Fig. 442.-Wrought Blind Hinge. New York Style.
Fig - Stanley Gravity Blind Hinge.
The Stanley Works also make a heavier wrought steel hinge, which locks the blind by the action of gravity, and has also the unusual feature (for gravity hinges) of enabling the hinge to be unlocked without lifting the blind.
All other gravity hinges with which the author is acquainted, are made of malleable iron. Fig. 444 shows one of the latest patterns. One object in making this hinge was to obtain a hinge that would not project into the window opening when the blind is thrown back, thus leaving the entire opening between the architrave or casings clear for storm windows. A good feature of this hinge is that the screw holes are well back from the edge of the casing.
Both of these types of gravity hinges are made for blinds hung flush with the outside casings or architraves, as in Fig. 96, and they throw the blind only about ¾-inch away from the house. Several forms of malleable iron gravity blind hinges, designed for brick buildings, are used in the Western States, the Clark and Shepard giving perhaps as good satisfaction as any.
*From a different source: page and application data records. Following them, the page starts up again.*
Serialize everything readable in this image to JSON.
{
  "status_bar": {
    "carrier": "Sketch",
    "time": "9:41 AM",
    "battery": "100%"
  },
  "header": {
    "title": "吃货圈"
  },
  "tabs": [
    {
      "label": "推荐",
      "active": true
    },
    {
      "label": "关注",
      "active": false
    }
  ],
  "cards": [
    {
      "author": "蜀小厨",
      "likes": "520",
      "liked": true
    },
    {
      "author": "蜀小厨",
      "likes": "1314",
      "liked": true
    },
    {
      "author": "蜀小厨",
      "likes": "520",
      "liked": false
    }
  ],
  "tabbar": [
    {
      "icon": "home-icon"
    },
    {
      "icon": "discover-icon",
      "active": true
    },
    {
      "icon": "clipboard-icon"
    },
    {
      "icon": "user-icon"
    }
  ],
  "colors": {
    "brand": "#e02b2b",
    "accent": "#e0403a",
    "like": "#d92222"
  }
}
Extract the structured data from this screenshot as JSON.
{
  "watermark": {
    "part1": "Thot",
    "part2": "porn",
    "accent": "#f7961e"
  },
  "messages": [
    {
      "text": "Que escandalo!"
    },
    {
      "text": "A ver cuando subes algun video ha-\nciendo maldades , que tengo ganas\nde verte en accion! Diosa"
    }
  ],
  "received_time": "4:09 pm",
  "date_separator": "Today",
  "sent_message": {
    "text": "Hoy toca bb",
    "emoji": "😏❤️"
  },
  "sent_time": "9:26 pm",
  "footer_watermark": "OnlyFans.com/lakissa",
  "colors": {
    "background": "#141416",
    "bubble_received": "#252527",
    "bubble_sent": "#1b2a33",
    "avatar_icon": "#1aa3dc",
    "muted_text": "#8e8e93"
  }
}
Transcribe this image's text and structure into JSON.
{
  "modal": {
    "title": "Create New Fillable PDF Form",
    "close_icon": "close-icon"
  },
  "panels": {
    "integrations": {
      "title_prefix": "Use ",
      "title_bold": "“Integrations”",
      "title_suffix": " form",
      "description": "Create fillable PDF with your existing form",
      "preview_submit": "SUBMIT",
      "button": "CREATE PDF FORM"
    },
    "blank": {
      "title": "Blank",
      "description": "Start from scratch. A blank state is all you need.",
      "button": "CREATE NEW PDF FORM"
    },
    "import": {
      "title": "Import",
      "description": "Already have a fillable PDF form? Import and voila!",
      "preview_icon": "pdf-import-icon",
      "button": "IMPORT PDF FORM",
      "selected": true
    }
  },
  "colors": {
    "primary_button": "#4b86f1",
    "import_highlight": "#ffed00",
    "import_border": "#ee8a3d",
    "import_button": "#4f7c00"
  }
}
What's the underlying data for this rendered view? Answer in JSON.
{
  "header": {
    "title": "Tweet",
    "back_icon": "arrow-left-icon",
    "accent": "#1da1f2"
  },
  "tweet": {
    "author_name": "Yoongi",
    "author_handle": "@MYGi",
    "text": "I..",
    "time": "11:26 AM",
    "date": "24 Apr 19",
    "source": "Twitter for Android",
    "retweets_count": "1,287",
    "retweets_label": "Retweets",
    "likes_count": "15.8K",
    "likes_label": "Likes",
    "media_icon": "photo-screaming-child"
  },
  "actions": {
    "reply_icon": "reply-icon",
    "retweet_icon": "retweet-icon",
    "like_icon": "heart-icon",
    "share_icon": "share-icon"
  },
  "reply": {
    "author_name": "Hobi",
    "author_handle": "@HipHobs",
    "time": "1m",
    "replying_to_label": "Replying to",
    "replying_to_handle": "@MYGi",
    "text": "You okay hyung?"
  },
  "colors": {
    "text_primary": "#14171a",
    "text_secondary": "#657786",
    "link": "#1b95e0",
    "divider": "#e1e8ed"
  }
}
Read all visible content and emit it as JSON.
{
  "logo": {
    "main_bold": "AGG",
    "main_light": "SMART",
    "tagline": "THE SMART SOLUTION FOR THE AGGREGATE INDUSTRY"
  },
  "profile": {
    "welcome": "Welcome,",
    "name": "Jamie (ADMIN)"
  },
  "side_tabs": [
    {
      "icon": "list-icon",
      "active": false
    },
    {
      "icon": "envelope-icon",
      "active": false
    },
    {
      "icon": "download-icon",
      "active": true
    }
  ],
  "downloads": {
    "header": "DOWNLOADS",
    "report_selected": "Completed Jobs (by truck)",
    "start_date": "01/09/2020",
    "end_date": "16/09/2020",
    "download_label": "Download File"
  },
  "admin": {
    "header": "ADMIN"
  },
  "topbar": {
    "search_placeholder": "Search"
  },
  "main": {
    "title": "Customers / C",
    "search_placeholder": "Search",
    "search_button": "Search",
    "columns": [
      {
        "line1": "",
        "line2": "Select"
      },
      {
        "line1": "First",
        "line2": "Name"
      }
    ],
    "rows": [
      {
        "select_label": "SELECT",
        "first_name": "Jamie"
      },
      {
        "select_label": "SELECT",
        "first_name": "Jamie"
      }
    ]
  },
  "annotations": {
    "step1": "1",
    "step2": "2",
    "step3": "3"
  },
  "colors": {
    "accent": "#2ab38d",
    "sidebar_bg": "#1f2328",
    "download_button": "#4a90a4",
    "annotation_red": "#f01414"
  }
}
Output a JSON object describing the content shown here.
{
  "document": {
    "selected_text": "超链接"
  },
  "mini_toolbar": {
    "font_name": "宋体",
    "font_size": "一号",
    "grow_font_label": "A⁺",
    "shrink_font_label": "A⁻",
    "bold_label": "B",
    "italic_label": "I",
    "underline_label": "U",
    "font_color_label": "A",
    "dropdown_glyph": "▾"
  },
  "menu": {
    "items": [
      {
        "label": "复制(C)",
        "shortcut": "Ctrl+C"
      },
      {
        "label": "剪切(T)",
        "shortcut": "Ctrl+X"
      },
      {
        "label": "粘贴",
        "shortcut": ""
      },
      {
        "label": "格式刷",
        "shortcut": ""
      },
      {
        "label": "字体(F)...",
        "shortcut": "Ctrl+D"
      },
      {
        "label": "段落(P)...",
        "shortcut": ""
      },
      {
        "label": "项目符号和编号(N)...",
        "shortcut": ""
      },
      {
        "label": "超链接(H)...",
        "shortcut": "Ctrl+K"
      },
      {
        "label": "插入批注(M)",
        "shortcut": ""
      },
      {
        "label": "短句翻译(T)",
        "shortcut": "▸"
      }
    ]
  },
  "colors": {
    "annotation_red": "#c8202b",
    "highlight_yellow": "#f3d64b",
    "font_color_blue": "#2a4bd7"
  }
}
Awning Hinges. - Two or three styles of blind hinges have been patented which permit the blinds to be thrown out at the bottom like an awning, as well as to open and close in the ordinary way. One style, the automatic blind awning fixtures, has been very extensively used about Boston, and seldom fails to give satisfaction. The fixtures are sold with side bars to hold the bottom of the blind away from the building, and also with a device for fastening the blinds together. It permits the blinds to be used either way at will, and the operation is very simple.